Figures from S&P Global show its composite Purchasing Managers’ Index (PMI) fell to 47.9 in August from 50.8 the month before, the lowest score in 31 months.

Scores above 50 denote expansion, while those below 50 point to contraction.

Economists had expected a slight drop, but had mostly forecast a score above 50.

The manufacturing PMI fell from 45.3 to 42.5 in August, its lowest since May 2020, while the services sector fell from 51.5 to 48.7, which was equal to the two-year low it hit in January this year.

Both manufacturing and service sector companies said the drop in their numbers was caused by the relentless upward march of UK interest rates. After 14 consecutive rises by the Bank of England, interest rates are now at 5.25 per cent and are predicted to peak at 6 per cent early next year.

Economic contraction

Analysts believe the PMI numbers point to a 0.2 per cent decline in gross domestic product so far in third quarter, meaning that the case for the Bank of England to pause its rate-rising strategy is strengthened.

“A renewed contraction of the economy already looks inevitable, as an increasingly severe manufacturing downturn is accompanied by a further faltering of the service sector’s spring revival,” said Chris Williamson, chief business economist at S&P Global Market Intelligence.

“While a further hike in interest rates in September looks to be on the cards, the August PMI data will add to speculation that rates could soon peak.”

So far this year, the resilience of the UK's service sector has offset the slump in manufacturing, but the August PMI numbers show that both sectors are now contracting.
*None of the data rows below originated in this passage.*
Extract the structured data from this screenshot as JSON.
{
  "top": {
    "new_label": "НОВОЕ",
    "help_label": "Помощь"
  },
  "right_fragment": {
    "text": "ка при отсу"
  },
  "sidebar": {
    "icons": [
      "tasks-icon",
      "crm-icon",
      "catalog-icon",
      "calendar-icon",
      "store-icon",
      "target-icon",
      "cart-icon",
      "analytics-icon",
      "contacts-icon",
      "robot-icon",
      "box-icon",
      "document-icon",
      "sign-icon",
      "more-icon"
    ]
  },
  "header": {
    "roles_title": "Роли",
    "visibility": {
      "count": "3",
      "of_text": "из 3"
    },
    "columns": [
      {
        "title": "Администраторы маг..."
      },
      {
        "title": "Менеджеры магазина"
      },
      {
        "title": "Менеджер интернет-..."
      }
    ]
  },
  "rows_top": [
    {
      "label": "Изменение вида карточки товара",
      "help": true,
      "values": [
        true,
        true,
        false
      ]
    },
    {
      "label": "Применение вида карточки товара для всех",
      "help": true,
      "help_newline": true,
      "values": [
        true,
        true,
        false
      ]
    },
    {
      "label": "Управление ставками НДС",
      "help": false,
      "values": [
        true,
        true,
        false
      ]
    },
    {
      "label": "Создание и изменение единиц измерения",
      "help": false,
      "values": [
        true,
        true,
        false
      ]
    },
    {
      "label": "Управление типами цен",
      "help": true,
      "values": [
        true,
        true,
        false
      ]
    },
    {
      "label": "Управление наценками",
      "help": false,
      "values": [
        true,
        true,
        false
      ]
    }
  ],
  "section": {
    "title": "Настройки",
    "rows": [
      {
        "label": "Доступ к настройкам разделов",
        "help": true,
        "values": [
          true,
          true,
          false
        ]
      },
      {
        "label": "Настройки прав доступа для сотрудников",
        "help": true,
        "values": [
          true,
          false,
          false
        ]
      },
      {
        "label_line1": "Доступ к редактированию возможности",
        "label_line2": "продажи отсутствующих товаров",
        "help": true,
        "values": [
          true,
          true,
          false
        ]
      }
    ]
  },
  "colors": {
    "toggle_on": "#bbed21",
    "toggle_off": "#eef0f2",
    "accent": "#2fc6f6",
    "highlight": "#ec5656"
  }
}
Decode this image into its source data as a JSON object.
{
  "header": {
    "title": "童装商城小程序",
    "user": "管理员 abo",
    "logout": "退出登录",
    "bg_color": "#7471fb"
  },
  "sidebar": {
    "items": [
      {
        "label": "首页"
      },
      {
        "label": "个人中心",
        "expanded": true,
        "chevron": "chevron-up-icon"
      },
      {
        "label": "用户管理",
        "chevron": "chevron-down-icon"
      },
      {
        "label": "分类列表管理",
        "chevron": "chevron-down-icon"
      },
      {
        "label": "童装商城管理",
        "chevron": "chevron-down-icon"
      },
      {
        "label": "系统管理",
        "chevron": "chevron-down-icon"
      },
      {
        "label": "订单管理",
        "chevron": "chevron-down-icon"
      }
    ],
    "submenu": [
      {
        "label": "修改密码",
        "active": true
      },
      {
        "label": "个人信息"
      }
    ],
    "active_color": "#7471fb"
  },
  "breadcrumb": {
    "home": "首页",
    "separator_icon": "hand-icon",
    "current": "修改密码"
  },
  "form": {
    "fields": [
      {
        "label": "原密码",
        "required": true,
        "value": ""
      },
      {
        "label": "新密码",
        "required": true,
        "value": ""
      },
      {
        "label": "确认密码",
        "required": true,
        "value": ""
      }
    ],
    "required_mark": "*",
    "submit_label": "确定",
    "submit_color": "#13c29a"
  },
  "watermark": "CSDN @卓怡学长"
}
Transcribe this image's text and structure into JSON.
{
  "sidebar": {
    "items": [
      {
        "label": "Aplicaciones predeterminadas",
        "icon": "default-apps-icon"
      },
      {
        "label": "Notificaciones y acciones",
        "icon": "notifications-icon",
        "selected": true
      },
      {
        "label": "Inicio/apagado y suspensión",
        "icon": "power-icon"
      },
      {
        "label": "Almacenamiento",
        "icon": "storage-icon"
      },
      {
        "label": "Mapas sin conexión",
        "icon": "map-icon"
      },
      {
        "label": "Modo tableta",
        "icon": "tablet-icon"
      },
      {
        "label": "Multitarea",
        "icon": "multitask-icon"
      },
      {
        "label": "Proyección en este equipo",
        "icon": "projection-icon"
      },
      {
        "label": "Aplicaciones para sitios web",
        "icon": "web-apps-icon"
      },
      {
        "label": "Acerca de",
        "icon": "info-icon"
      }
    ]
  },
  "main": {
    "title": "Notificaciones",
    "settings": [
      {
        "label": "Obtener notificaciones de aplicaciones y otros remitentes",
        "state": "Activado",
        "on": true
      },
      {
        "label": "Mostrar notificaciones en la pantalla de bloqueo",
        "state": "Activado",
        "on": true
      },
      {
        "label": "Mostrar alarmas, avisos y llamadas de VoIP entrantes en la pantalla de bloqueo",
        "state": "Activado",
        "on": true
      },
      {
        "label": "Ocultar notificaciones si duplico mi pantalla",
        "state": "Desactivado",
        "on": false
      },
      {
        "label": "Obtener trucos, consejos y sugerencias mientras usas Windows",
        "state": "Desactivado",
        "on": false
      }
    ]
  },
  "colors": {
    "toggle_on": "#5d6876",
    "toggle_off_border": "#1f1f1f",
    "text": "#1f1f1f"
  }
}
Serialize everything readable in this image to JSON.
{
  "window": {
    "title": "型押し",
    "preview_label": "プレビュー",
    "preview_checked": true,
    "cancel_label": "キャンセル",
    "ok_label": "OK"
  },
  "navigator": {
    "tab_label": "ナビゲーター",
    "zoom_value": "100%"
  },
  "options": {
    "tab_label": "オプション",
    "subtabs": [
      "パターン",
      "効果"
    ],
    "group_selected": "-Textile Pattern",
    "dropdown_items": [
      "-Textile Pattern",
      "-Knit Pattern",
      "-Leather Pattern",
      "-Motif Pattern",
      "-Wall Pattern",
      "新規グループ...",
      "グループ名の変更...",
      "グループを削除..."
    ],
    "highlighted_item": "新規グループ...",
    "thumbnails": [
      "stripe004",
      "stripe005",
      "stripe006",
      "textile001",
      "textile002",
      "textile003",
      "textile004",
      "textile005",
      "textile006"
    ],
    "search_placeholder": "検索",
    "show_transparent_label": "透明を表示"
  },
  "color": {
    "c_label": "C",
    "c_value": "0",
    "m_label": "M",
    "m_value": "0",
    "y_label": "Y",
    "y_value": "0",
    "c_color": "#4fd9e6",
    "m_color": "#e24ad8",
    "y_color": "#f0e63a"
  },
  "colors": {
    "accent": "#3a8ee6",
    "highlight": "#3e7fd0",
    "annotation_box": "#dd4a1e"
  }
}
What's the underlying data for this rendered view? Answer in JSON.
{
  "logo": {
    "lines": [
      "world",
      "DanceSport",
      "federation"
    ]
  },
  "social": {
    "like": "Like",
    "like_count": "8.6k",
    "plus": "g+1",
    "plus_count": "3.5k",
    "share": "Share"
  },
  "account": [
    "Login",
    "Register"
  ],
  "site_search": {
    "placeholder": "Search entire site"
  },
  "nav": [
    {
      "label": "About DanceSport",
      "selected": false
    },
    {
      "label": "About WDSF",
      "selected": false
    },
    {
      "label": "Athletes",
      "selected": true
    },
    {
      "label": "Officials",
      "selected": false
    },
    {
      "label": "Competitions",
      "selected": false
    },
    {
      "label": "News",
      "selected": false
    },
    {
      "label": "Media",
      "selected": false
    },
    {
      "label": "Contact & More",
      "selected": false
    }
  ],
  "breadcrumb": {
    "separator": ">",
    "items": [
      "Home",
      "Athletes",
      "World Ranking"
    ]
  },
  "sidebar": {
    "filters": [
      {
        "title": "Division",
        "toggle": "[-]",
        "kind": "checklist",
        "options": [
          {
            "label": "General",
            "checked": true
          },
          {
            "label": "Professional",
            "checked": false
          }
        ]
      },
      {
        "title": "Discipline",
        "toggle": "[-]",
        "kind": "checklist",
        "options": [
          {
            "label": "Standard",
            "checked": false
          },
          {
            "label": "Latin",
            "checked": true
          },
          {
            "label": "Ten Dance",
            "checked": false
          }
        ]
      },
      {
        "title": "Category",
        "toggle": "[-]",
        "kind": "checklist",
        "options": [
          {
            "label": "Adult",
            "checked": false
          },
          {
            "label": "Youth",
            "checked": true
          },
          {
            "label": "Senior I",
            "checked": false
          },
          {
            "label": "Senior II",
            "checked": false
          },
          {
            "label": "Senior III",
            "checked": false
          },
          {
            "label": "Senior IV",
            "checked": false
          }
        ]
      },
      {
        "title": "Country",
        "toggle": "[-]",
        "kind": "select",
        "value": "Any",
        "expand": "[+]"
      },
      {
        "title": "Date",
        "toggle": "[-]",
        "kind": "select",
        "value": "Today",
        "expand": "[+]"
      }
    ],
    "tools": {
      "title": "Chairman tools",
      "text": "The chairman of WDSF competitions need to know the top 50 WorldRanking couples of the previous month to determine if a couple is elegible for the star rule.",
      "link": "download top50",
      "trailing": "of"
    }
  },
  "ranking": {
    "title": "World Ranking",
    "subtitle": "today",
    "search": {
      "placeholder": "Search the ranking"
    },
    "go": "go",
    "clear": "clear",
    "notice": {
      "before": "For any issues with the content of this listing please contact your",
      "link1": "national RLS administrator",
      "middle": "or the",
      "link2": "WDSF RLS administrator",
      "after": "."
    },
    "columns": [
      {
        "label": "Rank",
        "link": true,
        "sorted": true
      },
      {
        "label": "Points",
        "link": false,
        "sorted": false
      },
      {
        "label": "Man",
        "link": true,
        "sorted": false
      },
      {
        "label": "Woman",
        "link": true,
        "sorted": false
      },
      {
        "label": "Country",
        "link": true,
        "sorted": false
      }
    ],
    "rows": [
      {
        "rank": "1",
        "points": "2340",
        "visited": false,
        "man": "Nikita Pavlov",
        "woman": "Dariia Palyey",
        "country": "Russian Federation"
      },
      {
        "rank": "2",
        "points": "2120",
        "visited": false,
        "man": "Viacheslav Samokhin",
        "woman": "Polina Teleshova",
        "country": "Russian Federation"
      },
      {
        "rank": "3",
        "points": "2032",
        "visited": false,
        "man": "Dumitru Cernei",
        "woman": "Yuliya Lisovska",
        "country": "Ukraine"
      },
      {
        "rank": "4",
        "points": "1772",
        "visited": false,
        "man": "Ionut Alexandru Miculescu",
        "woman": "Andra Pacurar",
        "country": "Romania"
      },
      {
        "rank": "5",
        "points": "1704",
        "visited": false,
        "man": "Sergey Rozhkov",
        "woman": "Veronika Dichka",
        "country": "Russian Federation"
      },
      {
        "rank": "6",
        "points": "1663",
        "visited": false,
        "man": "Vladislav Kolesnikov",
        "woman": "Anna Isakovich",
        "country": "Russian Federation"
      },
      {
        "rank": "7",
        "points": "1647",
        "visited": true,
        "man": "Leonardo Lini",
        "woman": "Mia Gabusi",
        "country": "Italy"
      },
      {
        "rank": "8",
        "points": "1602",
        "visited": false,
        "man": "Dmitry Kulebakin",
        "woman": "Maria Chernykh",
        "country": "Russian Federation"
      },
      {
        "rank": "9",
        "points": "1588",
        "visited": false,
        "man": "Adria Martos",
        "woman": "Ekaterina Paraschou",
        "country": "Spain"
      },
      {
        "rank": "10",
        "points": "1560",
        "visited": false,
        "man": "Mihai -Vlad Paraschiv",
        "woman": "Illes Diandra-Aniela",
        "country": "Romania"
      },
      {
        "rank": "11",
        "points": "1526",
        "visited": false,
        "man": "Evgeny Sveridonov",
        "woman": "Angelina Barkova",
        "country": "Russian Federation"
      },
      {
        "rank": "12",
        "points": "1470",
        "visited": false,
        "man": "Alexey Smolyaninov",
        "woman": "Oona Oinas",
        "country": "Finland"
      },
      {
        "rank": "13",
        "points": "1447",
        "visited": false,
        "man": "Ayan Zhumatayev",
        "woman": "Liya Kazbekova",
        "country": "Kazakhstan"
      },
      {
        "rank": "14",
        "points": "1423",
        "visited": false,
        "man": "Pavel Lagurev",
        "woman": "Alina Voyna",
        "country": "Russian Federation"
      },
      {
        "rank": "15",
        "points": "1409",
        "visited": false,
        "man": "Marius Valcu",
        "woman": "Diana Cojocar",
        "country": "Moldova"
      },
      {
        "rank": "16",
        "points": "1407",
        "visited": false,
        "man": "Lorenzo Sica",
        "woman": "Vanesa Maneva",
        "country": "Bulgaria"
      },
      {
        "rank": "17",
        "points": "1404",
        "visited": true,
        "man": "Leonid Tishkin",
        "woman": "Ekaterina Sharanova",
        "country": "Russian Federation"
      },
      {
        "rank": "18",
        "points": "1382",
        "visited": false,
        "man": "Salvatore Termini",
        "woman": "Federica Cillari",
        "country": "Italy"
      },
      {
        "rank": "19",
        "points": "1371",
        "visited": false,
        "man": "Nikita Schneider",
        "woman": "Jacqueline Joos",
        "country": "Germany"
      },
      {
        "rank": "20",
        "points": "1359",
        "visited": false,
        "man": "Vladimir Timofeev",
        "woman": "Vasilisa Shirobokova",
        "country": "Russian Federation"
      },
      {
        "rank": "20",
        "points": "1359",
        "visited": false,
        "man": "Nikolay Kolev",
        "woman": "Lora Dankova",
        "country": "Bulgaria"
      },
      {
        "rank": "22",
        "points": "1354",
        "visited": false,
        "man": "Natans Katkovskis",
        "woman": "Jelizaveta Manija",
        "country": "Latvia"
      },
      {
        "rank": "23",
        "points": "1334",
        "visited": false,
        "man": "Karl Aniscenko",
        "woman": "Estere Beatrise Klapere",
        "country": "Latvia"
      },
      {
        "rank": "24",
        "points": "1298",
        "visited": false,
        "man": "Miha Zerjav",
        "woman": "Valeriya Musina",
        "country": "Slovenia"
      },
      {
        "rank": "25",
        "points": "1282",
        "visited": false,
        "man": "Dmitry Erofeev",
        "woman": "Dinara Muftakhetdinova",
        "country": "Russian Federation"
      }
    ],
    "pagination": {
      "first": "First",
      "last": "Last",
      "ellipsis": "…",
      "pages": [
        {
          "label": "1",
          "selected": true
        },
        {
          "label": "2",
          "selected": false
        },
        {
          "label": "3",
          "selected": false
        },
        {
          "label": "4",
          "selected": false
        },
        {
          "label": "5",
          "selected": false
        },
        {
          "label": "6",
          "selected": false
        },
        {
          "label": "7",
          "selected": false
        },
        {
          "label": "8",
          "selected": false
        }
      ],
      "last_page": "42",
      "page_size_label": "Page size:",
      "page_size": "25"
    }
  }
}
S&P also said the prices firms charge for their products and services rose at the slowest rates since February 2021.

“Companies are reporting reduced orders for goods and services as demand is increasingly hit by the cost-of-living crisis, higher interest rates, export losses and concerns about the economic outlook,” Mr Williamson said.

Updated: August 23, 2023, 10:50 AM